Take the entries below and give them back exactly. Leave out nothing.

DATA EXCERPTS
********
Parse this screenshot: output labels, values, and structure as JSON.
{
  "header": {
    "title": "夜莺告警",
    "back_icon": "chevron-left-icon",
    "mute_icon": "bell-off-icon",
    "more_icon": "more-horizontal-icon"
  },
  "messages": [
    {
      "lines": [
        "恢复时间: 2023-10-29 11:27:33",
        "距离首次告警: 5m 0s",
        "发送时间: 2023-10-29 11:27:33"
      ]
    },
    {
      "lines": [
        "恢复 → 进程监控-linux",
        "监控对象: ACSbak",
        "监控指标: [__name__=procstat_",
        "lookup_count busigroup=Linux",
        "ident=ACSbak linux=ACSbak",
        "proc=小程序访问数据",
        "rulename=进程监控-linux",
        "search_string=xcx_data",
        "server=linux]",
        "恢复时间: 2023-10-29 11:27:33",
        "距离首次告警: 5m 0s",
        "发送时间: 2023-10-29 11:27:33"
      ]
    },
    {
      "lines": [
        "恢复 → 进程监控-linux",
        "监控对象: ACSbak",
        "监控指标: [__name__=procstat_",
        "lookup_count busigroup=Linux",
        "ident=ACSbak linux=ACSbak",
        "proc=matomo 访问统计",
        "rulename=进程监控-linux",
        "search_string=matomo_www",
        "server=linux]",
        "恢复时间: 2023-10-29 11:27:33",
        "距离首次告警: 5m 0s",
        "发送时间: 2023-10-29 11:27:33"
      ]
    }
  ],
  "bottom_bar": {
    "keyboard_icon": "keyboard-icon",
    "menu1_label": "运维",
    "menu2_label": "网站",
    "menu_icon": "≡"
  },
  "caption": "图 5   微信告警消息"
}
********
ANSWER TO THIS TASK
Parse this screenshot: output labels, values, and structure as JSON.
{
  "header": {
    "title": "夜莺告警",
    "back_icon": "chevron-left-icon",
    "mute_icon": "bell-off-icon",
    "more_icon": "more-horizontal-icon"
  },
  "messages": [
    {
      "lines": [
        "恢复时间: 2023-10-29 11:27:33",
        "距离首次告警: 5m 0s",
        "发送时间: 2023-10-29 11:27:33"
      ]
    },
    {
      "lines": [
        "恢复 → 进程监控-linux",
        "监控对象: ACSbak",
        "监控指标: [__name__=procstat_",
        "lookup_count busigroup=Linux",
        "ident=ACSbak linux=ACSbak",
        "proc=小程序访问数据",
        "rulename=进程监控-linux",
        "search_string=xcx_data",
        "server=linux]",
        "恢复时间: 2023-10-29 11:27:33",
        "距离首次告警: 5m 0s",
        "发送时间: 2023-10-29 11:27:33"
      ]
    },
    {
      "lines": [
        "恢复 → 进程监控-linux",
        "监控对象: ACSbak",
        "监控指标: [__name__=procstat_",
        "lookup_count busigroup=Linux",
        "ident=ACSbak linux=ACSbak",
        "proc=matomo 访问统计",
        "rulename=进程监控-linux",
        "search_string=matomo_www",
        "server=linux]",
        "恢复时间: 2023-10-29 11:27:33",
        "距离首次告警: 5m 0s",
        "发送时间: 2023-10-29 11:27:33"
      ]
    }
  ],
  "bottom_bar": {
    "keyboard_icon": "keyboard-icon",
    "menu1_label": "运维",
    "menu2_label": "网站",
    "menu_icon": "≡"
  },
  "caption": "图 5   微信告警消息"
}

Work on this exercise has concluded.